## WHAT IS REQUIRED:
Check the data underneath for lines holding the word "bağlantılarını", and state only how many you find.

== Segment start ==

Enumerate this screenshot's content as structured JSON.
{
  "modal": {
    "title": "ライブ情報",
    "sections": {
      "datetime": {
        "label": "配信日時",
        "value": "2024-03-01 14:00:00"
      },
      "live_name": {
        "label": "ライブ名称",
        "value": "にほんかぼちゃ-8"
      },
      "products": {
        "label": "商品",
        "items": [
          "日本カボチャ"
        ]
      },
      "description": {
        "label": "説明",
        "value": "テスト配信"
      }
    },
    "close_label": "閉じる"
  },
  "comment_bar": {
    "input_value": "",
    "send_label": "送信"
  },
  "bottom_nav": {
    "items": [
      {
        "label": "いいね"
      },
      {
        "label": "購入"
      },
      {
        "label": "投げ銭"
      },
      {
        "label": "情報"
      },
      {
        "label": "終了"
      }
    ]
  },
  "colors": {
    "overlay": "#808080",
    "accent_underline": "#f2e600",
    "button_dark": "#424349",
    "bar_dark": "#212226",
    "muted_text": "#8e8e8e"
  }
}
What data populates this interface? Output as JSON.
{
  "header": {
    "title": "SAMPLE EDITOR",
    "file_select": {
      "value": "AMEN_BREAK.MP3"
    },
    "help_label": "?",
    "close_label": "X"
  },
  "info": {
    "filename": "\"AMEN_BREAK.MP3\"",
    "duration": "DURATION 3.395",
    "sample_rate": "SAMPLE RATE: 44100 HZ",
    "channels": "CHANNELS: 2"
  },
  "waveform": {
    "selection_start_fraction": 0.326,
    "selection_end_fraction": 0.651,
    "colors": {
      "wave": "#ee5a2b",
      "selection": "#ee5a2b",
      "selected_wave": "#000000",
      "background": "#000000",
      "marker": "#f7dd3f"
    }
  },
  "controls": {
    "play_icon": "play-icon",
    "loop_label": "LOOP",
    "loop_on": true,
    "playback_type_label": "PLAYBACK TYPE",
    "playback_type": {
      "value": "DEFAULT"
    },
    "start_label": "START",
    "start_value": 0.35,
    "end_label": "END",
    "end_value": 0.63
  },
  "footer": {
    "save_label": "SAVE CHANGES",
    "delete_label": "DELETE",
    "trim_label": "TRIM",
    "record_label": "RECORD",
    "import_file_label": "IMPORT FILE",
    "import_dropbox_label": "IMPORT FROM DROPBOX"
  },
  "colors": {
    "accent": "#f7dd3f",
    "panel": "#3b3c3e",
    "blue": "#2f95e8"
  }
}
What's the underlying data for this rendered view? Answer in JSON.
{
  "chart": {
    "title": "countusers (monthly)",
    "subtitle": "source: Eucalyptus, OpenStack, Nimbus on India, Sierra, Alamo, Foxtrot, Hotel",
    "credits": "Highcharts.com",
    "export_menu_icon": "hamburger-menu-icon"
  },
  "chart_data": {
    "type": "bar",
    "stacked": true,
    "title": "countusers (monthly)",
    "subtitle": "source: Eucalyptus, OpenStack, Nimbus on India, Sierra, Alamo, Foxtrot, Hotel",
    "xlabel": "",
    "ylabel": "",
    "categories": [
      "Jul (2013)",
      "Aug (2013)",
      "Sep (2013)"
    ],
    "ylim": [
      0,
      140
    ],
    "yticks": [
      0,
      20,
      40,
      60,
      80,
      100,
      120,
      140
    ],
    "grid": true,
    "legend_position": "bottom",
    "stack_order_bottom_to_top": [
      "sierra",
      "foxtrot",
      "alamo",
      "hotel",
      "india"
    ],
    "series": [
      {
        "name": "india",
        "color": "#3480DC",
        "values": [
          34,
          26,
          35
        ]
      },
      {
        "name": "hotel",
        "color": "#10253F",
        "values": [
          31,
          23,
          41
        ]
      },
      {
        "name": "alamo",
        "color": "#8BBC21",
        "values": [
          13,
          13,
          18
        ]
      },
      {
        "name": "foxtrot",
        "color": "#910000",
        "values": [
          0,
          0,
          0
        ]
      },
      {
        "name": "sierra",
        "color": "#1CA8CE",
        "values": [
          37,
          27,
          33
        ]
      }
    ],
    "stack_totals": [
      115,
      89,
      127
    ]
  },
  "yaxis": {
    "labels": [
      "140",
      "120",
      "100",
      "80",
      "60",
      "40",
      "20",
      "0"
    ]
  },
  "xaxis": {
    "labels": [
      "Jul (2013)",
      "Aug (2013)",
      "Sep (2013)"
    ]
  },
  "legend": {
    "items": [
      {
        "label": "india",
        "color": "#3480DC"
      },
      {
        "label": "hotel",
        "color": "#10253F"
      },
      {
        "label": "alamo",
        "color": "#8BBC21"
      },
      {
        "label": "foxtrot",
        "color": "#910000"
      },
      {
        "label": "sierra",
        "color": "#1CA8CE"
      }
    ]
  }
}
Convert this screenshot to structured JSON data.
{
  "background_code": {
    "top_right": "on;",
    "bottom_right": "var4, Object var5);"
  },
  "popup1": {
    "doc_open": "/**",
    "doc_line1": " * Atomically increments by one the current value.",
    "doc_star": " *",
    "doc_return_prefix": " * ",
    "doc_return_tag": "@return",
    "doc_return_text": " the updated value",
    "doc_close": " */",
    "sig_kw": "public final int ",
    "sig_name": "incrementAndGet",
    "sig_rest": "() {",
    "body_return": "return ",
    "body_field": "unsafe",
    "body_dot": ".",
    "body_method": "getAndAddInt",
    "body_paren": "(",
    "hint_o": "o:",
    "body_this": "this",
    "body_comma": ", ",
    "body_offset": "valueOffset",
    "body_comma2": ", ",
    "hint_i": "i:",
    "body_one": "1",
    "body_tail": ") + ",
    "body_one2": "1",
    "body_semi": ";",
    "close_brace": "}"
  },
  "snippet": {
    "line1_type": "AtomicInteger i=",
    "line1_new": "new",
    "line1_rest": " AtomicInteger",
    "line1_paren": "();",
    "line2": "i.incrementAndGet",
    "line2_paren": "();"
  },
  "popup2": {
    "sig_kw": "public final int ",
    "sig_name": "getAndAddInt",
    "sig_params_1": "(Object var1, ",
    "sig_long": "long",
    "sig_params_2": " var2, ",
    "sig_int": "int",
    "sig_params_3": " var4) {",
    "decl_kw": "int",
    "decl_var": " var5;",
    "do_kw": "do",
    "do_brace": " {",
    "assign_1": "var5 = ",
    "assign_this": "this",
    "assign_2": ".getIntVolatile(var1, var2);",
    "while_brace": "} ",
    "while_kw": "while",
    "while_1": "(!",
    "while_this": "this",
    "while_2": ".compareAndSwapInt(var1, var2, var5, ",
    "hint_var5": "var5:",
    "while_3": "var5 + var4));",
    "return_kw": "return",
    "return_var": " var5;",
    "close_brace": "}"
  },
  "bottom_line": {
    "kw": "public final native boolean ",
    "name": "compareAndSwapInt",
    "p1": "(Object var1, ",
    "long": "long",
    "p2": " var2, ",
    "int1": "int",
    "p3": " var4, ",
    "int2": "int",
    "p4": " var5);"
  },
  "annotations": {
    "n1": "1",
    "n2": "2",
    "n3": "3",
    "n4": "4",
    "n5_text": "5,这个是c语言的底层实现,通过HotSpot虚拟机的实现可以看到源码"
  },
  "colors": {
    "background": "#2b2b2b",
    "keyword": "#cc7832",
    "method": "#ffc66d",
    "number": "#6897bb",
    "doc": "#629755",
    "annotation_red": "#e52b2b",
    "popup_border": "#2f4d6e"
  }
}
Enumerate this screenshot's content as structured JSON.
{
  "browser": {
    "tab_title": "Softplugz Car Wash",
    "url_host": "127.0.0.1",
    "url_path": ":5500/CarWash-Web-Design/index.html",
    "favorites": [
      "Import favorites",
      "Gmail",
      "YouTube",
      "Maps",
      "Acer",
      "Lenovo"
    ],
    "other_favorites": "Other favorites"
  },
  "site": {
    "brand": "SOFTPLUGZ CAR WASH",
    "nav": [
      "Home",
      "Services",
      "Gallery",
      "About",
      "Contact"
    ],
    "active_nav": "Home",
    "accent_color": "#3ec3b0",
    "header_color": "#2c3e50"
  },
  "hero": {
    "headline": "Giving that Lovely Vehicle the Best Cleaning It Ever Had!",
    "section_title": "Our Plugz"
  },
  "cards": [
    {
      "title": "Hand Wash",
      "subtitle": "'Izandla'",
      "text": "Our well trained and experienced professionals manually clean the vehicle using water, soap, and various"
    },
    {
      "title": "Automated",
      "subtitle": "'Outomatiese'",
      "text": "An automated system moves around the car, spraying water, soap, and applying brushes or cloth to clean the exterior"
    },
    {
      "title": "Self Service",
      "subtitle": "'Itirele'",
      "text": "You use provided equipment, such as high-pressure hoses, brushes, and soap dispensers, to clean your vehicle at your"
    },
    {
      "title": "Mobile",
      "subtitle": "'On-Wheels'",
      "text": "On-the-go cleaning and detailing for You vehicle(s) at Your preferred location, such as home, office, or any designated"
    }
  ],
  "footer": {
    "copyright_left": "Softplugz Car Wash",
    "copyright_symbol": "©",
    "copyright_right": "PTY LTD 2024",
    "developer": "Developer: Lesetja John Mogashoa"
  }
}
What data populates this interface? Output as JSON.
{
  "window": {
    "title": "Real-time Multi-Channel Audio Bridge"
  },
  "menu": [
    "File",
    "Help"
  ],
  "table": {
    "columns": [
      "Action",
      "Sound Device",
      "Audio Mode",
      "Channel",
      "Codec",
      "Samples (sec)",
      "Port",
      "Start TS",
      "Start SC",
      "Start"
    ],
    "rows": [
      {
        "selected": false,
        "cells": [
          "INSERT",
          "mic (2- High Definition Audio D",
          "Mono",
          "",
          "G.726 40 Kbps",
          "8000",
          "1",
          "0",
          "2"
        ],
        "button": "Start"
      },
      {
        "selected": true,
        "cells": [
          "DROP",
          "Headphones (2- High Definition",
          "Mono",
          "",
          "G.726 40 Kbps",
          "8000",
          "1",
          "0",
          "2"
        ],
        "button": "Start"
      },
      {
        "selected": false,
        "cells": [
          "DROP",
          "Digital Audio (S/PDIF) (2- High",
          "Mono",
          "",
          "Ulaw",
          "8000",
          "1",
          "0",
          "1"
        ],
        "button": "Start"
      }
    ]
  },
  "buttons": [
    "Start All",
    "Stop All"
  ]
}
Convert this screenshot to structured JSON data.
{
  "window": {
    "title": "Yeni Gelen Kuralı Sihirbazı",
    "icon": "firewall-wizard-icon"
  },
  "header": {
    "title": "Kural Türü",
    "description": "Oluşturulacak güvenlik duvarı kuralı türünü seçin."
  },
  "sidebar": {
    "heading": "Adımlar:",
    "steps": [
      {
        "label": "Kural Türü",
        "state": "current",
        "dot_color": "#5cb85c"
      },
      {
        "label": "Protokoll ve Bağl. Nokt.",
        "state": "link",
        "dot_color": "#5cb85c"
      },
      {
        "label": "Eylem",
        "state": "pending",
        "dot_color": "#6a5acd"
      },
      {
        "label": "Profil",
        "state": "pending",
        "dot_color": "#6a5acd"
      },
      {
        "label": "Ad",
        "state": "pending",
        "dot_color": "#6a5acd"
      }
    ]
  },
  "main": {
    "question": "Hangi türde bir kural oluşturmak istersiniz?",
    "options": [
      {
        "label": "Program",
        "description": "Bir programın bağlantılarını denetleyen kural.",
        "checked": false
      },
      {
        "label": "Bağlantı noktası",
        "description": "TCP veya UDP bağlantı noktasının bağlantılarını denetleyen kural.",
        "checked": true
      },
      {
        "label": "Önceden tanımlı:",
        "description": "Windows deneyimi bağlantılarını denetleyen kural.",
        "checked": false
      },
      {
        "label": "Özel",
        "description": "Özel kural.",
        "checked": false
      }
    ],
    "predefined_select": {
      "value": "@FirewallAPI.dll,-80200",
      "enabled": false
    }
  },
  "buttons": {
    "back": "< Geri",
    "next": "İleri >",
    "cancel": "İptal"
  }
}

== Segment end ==

## ANSWER TO THE EXERCISE:
3